For the Monte-Carlo test, we expect the normalized estimation error squared (NEES) statistic to be a little low, near 75%. The remaining 95% statistics should all be very close to 95%. Just why the NEES is low is subtle: the process noise is calculated from the state estimate and affects the state estimate in a nonlinear way. The result is that errors in the state cause errors in the process noise calculation, which map back to the state. If we were to fix this problem, we could use a conservative, higher value for the process noise in the filter than we do in the simulation.
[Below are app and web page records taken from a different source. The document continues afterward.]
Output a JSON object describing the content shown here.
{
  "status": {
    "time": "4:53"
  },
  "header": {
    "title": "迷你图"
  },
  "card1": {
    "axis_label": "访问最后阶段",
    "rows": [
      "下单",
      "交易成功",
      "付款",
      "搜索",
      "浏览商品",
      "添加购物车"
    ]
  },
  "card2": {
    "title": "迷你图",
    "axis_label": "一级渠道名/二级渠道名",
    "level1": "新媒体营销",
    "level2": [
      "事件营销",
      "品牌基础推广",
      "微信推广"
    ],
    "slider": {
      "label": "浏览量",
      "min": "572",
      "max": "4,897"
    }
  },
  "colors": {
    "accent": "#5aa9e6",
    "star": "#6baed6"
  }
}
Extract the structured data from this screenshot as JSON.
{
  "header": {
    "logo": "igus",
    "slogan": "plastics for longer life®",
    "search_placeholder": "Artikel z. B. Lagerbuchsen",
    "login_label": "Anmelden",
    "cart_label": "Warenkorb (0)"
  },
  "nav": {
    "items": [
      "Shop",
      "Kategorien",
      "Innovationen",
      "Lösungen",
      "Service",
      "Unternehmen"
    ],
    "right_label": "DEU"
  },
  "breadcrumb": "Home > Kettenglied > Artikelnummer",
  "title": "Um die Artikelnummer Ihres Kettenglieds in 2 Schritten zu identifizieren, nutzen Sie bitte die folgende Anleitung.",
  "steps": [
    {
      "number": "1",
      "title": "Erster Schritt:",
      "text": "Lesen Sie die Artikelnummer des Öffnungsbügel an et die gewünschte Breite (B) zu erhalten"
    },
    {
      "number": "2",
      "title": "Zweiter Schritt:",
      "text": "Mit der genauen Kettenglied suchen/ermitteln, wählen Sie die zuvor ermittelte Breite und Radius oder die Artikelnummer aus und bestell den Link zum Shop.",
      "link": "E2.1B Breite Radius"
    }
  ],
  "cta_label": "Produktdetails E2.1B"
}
We could also use consider parameters.

When you're ready to check your results against ours, see:

 skfexample('hw2ans1'); % The frameworks method
 skfexample('hw2ans2'); % The engine method

Or, see the results on the web:

Table of Contents

  1. The Model
  2. Dynamics
  3. Process Noise
  4. Jacobian of the Propagation Function
  5. Observation
  6. Measurement Noise Covariance
  7. Jacobian of the Observation Function
  8. Initial Conditions
  9. Your Turn